[Collected data]
_____
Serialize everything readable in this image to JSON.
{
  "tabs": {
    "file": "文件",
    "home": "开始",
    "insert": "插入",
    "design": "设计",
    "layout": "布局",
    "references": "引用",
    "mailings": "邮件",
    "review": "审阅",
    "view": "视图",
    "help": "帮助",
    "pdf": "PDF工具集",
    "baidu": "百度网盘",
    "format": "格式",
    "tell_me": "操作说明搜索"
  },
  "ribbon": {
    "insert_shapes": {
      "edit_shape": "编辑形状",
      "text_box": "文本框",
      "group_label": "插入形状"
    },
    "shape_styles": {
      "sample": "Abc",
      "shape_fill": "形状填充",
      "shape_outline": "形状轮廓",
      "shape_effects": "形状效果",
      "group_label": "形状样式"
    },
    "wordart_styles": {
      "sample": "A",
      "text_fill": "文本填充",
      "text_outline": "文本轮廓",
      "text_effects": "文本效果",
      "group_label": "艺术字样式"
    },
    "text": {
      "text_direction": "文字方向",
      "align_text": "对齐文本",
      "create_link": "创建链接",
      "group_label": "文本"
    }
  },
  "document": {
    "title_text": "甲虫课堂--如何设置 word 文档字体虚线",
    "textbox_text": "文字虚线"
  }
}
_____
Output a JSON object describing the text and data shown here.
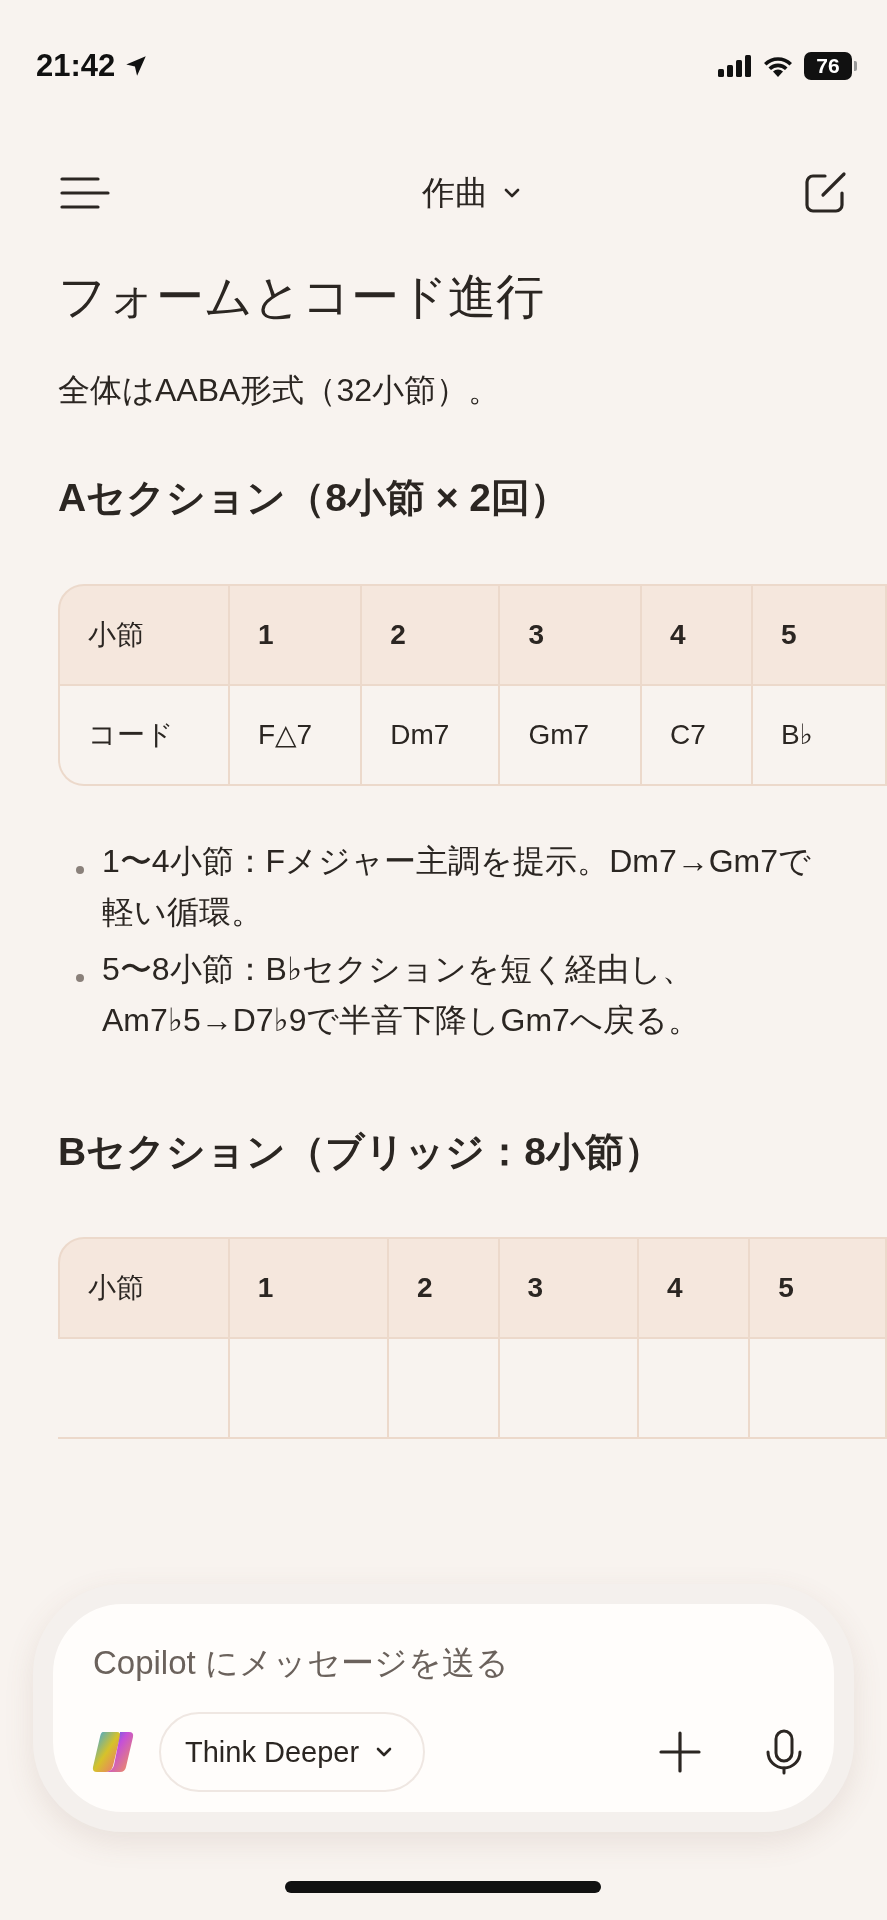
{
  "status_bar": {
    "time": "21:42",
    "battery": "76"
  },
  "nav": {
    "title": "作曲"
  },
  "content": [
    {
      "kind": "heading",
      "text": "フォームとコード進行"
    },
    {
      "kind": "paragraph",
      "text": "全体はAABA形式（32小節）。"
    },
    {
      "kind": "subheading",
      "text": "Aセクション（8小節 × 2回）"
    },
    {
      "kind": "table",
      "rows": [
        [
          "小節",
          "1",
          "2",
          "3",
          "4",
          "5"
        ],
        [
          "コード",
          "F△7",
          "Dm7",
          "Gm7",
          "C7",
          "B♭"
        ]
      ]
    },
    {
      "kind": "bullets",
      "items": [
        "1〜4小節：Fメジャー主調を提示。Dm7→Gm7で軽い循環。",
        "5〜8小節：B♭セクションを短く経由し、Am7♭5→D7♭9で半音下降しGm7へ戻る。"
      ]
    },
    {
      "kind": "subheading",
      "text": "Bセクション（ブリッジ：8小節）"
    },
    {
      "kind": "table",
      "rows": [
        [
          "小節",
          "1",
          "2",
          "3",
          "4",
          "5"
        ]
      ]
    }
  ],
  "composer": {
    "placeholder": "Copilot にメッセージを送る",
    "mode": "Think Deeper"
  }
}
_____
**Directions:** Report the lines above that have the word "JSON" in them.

**Answer for this exercise:**
Serialize everything readable in this image to JSON.
Output a JSON object describing the text and data shown here.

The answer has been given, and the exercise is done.